Grenadier Bank, Volunteer Bank
Classifying two mechanical banks in the same article is a complete departure from all previous articles since their inception. Since, however, both the Grenadier, No. 108 in the numerical classification, and Volunteer, No. 109, are so much alike, each made in England, and each a direct copy of our Creedmore Bank, they lend themselves very well to being written up together.
Before going further, let it be understood that the bank pictured is the Grenadier and not our popular Creedmore. The writer is being specific about this since there have been numerous occasions whereby Creedmore Banks have been mistaken for either the Volunteer or Grenadier. This was further emphasized by the fact that for numbers of years there was some uncertainty about the authenticity of the Grenadier and Volunteer and some thought existed as to their being recast specimens of the Creedmore with the name altered in each case. This is not so and the Volunteer and Grenadier are authentic English mechanical banks, although they were copied from our Creedmore.
The Grenadier Bank pictured is from the collection of Leon Perelman and he obtained it from an antique dealer who had purchased the bank in England. It is in very nice condition and painted as follows: The base has a grass-like surface in green, the tree trunk is brown with a yellow top and white target section. The soldier has gray trousers, black coat with yellow belt, and a red cape. His hat is red with a yellow band and he has flesh color face and hands.
To operate the bank the coin firing mechanism is set in place by pushing back on the small wedge-shaped piece on top of the gun barrel. In so doing this causes the head of the figure to tilt forward as though taking aim. A coin is then placed on the barrel and the right foot of the figure is depressed. This triggers the mechanism and the coin is fired into the tree striking a bell therein. The head, at the same time, returns to the position as shown in the picture. To further add to the action a powder cap can be inserted in the provided section of the gun, and this is fired as the coin goes into the tree.

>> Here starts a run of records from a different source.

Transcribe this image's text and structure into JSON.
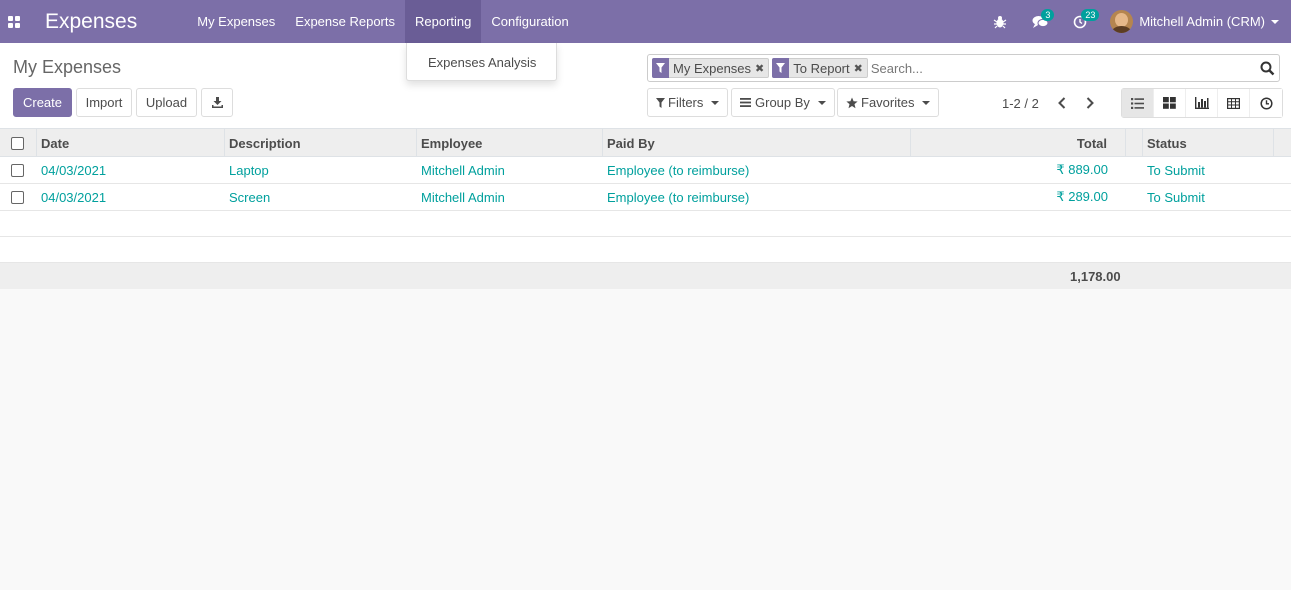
{
  "navbar": {
    "app_name": "Expenses",
    "menu": [
      {
        "label": "My Expenses"
      },
      {
        "label": "Expense Reports"
      },
      {
        "label": "Reporting"
      },
      {
        "label": "Configuration"
      }
    ],
    "messages_count": "3",
    "activities_count": "23",
    "user_name": "Mitchell Admin (CRM)"
  },
  "dropdown": {
    "items": [
      {
        "label": "Expenses Analysis"
      }
    ]
  },
  "control": {
    "title": "My Expenses",
    "create_label": "Create",
    "import_label": "Import",
    "upload_label": "Upload",
    "search": {
      "facets": [
        {
          "label": "My Expenses"
        },
        {
          "label": "To Report"
        }
      ],
      "placeholder": "Search..."
    },
    "filters_label": "Filters",
    "groupby_label": "Group By",
    "favorites_label": "Favorites",
    "pager": "1-2 / 2"
  },
  "table": {
    "headers": {
      "date": "Date",
      "description": "Description",
      "employee": "Employee",
      "paid_by": "Paid By",
      "total": "Total",
      "status": "Status"
    },
    "rows": [
      {
        "date": "04/03/2021",
        "description": "Laptop",
        "employee": "Mitchell Admin",
        "paid_by": "Employee (to reimburse)",
        "total": "₹ 889.00",
        "status": "To Submit"
      },
      {
        "date": "04/03/2021",
        "description": "Screen",
        "employee": "Mitchell Admin",
        "paid_by": "Employee (to reimburse)",
        "total": "₹ 289.00",
        "status": "To Submit"
      }
    ],
    "sum_total": "1,178.00"
  },
  "colors": {
    "brand": "#7c6fa8",
    "link": "#00a09d"
  }
}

Please note the hat on the specimen pictured. This is similar to our Creedmore, which, however, does not have the peak. The Grenadier was also made with a different type hat. This type, which is the one the writer has, is about twice as high and has a very small peak. The name "Grenadier" appears inscribed on the base plate in either case, and other than the hat the banks are identical.
The Volunteer Bank is painted similarly to the Grenadier and operates in the same fashion. All known Volunteer Banks, however, have a hat just like our Creedmore, with no peak.
Neither the Grenadier or Volunteer have a date shown on the bank, only the name in each case. It is known, however, from old English catalogs in the writers possession that they were made in the period of the 1890s. It is interesting to note that the original illustrations of the Grenadier show the bank with the higher type hat and small peak.
The name Grenadier has some significance. In England in the mid 17th century a special group of powerful soldiers with exceptional physiques was formed as a military employment within the companies. This special group of soldiers, termed the Grenades, consisted of individuals known as Grenadiers. They wore a distinctive type uniform and a mitre shaped hat which was more appropriate to throwing grenades. The Grenadiers were mainly used in siege and trench warfare. After the 18th century they were retained as storm troops. In the British Army the Grenadiers were a special task force until around 1850, then in World War I they were trained in the firing of rifles as well as throwing grenades. After this war they disappeared as a unit as all infantry-men were trained to throw grenades and so on. In general the terminology "Grenadier" has always referred to a member of a special regiment or corps, as example, a Grenadier of Napoleons Guard.
The name Volunteer also has some significance. The term "Volunteer" originated in England around 1757 and its usage was in general reference to soldiers who were not professionals or not permanently under arms. They were put in and out of service over the years. In 1863 a new act was passed whereby all volunteers were to be immediately reorganized upon any possibility of an expected invasion. There were several occasions of reorganization and one of the last was in 1907 and 1908. This marked one of the last reorganizations under the name of Volunteers. They are now called the Territorials or the Territorial Army.
In conclusion, there is no question but that the Volunteer and Grenadier Banks were copied from our Creedmore, whose original date of manufacture is considerably earlier than either of the two English banks. However, while very much alike, there are differences in the castings, particularly on the tree section, the hats, and so on. Generally, appearance-wise, they are very similar, operate the same, and are even painted similarly. Some, however, have red coats with black capes, but this is of no particular significance.